> **Items from an interface collection**:
= = =

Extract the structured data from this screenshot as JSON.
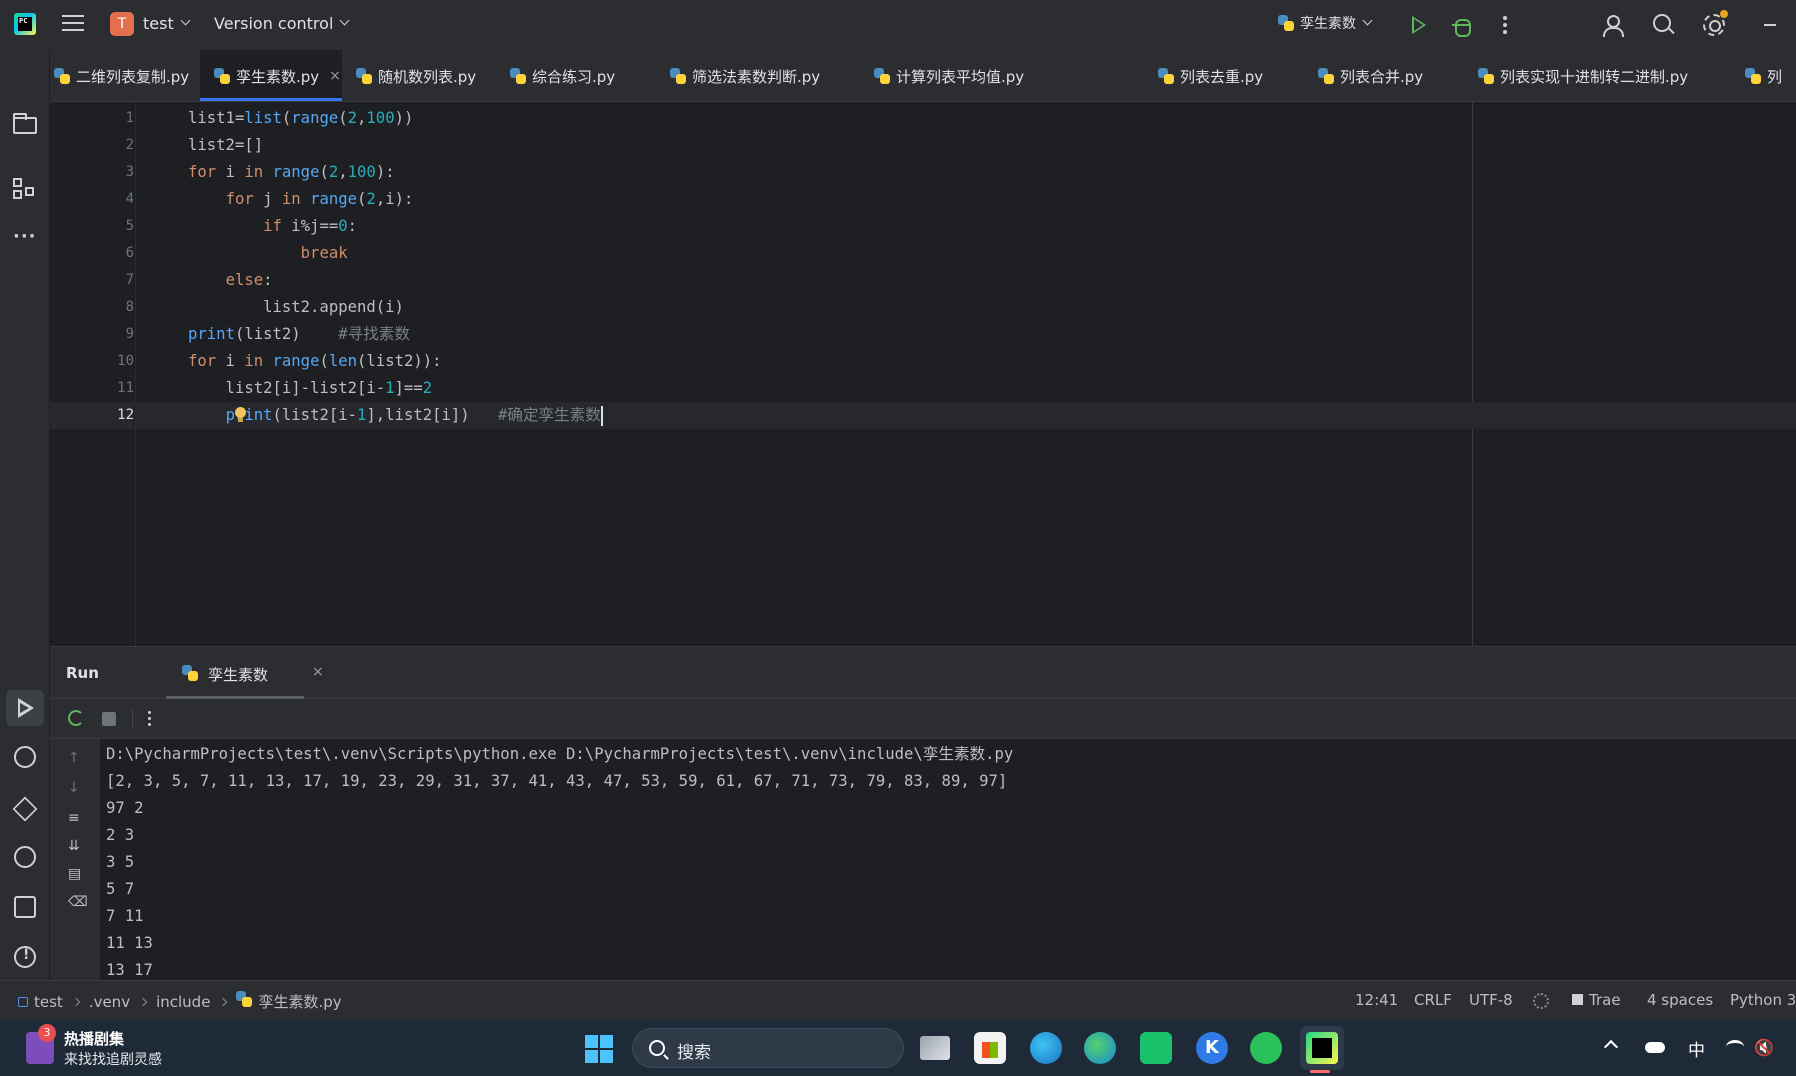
{
  "titlebar": {
    "logo": "PC",
    "project_initial": "T",
    "project_name": "test",
    "vcs_menu": "Version control",
    "run_config": "孪生素数",
    "accent_run_color": "#5fb85f"
  },
  "tabs": [
    {
      "label": "二维列表复制.py",
      "active": false
    },
    {
      "label": "孪生素数.py",
      "active": true
    },
    {
      "label": "随机数列表.py",
      "active": false
    },
    {
      "label": "综合练习.py",
      "active": false
    },
    {
      "label": "筛选法素数判断.py",
      "active": false
    },
    {
      "label": "计算列表平均值.py",
      "active": false
    },
    {
      "label": "列表去重.py",
      "active": false
    },
    {
      "label": "列表合并.py",
      "active": false
    },
    {
      "label": "列表实现十进制转二进制.py",
      "active": false
    },
    {
      "label": "列",
      "active": false
    }
  ],
  "tab_close_glyph": "×",
  "editor": {
    "line_numbers": [
      "1",
      "2",
      "3",
      "4",
      "5",
      "6",
      "7",
      "8",
      "9",
      "10",
      "11",
      "12"
    ],
    "current_line": "12",
    "lines": [
      "list1=list(range(2,100))",
      "list2=[]",
      "for i in range(2,100):",
      "    for j in range(2,i):",
      "        if i%j==0:",
      "            break",
      "    else:",
      "        list2.append(i)",
      "print(list2)    #寻找素数",
      "for i in range(len(list2)):",
      "    list2[i]-list2[i-1]==2",
      "    print(list2[i-1],list2[i])   #确定孪生素数"
    ]
  },
  "run_panel": {
    "title": "Run",
    "tab_label": "孪生素数",
    "console": [
      "D:\\PycharmProjects\\test\\.venv\\Scripts\\python.exe D:\\PycharmProjects\\test\\.venv\\include\\孪生素数.py",
      "[2, 3, 5, 7, 11, 13, 17, 19, 23, 29, 31, 37, 41, 43, 47, 53, 59, 61, 67, 71, 73, 79, 83, 89, 97]",
      "97 2",
      "2 3",
      "3 5",
      "5 7",
      "7 11",
      "11 13",
      "13 17"
    ]
  },
  "statusbar": {
    "breadcrumb": [
      "test",
      ".venv",
      "include",
      "孪生素数.py"
    ],
    "position": "12:41",
    "line_sep": "CRLF",
    "encoding": "UTF-8",
    "plugin": "Trae",
    "indent": "4 spaces",
    "interpreter": "Python 3"
  },
  "taskbar": {
    "news_badge": "3",
    "news_title": "热播剧集",
    "news_sub": "来找找追剧灵感",
    "search_label": "搜索",
    "k_app": "K",
    "ime": "中",
    "volume": "🔇"
  }
}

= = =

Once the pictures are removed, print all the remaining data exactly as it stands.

Extract the structured data from this screenshot as JSON.
{
  "titlebar": {
    "logo": "PC",
    "project_initial": "T",
    "project_name": "test",
    "vcs_menu": "Version control",
    "run_config": "孪生素数",
    "accent_run_color": "#5fb85f"
  },
  "tabs": [
    {
      "label": "二维列表复制.py",
      "active": false
    },
    {
      "label": "孪生素数.py",
      "active": true
    },
    {
      "label": "随机数列表.py",
      "active": false
    },
    {
      "label": "综合练习.py",
      "active": false
    },
    {
      "label": "筛选法素数判断.py",
      "active": false
    },
    {
      "label": "计算列表平均值.py",
      "active": false
    },
    {
      "label": "列表去重.py",
      "active": false
    },
    {
      "label": "列表合并.py",
      "active": false
    },
    {
      "label": "列表实现十进制转二进制.py",
      "active": false
    },
    {
      "label": "列",
      "active": false
    }
  ],
  "tab_close_glyph": "×",
  "editor": {
    "line_numbers": [
      "1",
      "2",
      "3",
      "4",
      "5",
      "6",
      "7",
      "8",
      "9",
      "10",
      "11",
      "12"
    ],
    "current_line": "12",
    "lines": [
      "list1=list(range(2,100))",
      "list2=[]",
      "for i in range(2,100):",
      "    for j in range(2,i):",
      "        if i%j==0:",
      "            break",
      "    else:",
      "        list2.append(i)",
      "print(list2)    #寻找素数",
      "for i in range(len(list2)):",
      "    list2[i]-list2[i-1]==2",
      "    print(list2[i-1],list2[i])   #确定孪生素数"
    ]
  },
  "run_panel": {
    "title": "Run",
    "tab_label": "孪生素数",
    "console": [
      "D:\\PycharmProjects\\test\\.venv\\Scripts\\python.exe D:\\PycharmProjects\\test\\.venv\\include\\孪生素数.py",
      "[2, 3, 5, 7, 11, 13, 17, 19, 23, 29, 31, 37, 41, 43, 47, 53, 59, 61, 67, 71, 73, 79, 83, 89, 97]",
      "97 2",
      "2 3",
      "3 5",
      "5 7",
      "7 11",
      "11 13",
      "13 17"
    ]
  },
  "statusbar": {
    "breadcrumb": [
      "test",
      ".venv",
      "include",
      "孪生素数.py"
    ],
    "position": "12:41",
    "line_sep": "CRLF",
    "encoding": "UTF-8",
    "plugin": "Trae",
    "indent": "4 spaces",
    "interpreter": "Python 3"
  },
  "taskbar": {
    "news_badge": "3",
    "news_title": "热播剧集",
    "news_sub": "来找找追剧灵感",
    "search_label": "搜索",
    "k_app": "K",
    "ime": "中",
    "volume": "🔇"
  }
}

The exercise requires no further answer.